=== Task input ===

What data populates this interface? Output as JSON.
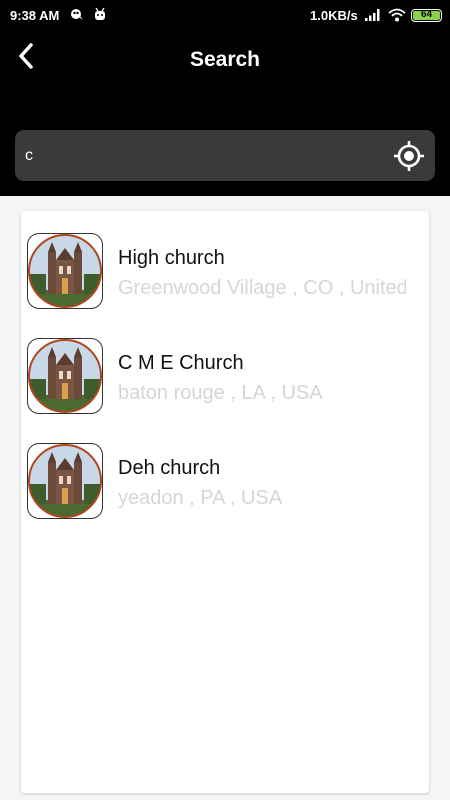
{
  "status_bar": {
    "time": "9:38 AM",
    "network_speed": "1.0KB/s",
    "battery": "64",
    "icons": [
      "notification-icon",
      "android-icon",
      "signal-icon",
      "wifi-icon",
      "battery-icon"
    ]
  },
  "header": {
    "title": "Search",
    "back_icon": "chevron-left-icon"
  },
  "search": {
    "value": "c",
    "locate_icon": "gps-target-icon"
  },
  "results": [
    {
      "name": "High church",
      "address": "Greenwood Village , CO , United States"
    },
    {
      "name": "C M E Church",
      "address": "baton rouge , LA , USA"
    },
    {
      "name": "Deh church",
      "address": "yeadon , PA , USA"
    }
  ],
  "colors": {
    "header_bg": "#000000",
    "search_bg": "#3a3a3a",
    "page_bg": "#f5f5f5",
    "address_text": "#d6d6d6",
    "battery_fill": "#8bd14a"
  }
}
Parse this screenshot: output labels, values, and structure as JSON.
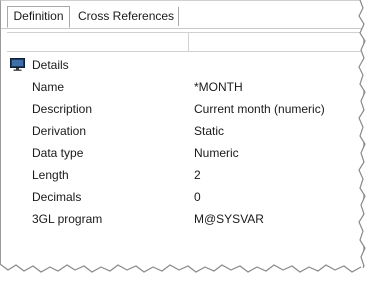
{
  "tabs": [
    {
      "label": "Definition",
      "active": true
    },
    {
      "label": "Cross References",
      "active": false
    }
  ],
  "group": {
    "label": "Details",
    "icon": "monitor-icon"
  },
  "properties": [
    {
      "name": "Name",
      "value": "*MONTH"
    },
    {
      "name": "Description",
      "value": "Current month (numeric)"
    },
    {
      "name": "Derivation",
      "value": "Static"
    },
    {
      "name": "Data type",
      "value": "Numeric"
    },
    {
      "name": "Length",
      "value": "2"
    },
    {
      "name": "Decimals",
      "value": "0"
    },
    {
      "name": "3GL program",
      "value": "M@SYSVAR"
    }
  ]
}
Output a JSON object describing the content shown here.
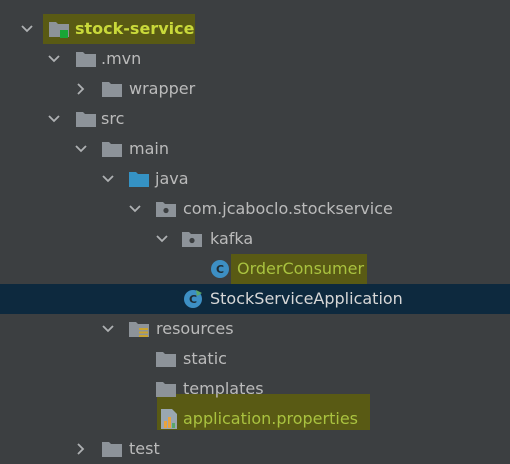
{
  "tree": {
    "root": {
      "label": "stock-service",
      "icon": "module-folder-icon"
    },
    "items": [
      {
        "key": "mvn",
        "label": ".mvn"
      },
      {
        "key": "wrapper",
        "label": "wrapper"
      },
      {
        "key": "src",
        "label": "src"
      },
      {
        "key": "main",
        "label": "main"
      },
      {
        "key": "java",
        "label": "java"
      },
      {
        "key": "package",
        "label": "com.jcaboclo.stockservice"
      },
      {
        "key": "kafka",
        "label": "kafka"
      },
      {
        "key": "order_consumer",
        "label": "OrderConsumer"
      },
      {
        "key": "stock_app",
        "label": "StockServiceApplication"
      },
      {
        "key": "resources",
        "label": "resources"
      },
      {
        "key": "static",
        "label": "static"
      },
      {
        "key": "templates",
        "label": "templates"
      },
      {
        "key": "app_props",
        "label": "application.properties"
      },
      {
        "key": "test",
        "label": "test"
      }
    ]
  },
  "colors": {
    "background": "#3c3f41",
    "selection": "#0d293e",
    "highlight": "#5b5c12",
    "folder": "#8d9399",
    "source_folder": "#3592c4",
    "class_icon": "#3d8fc4"
  }
}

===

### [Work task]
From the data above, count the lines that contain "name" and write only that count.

### [Response box]
10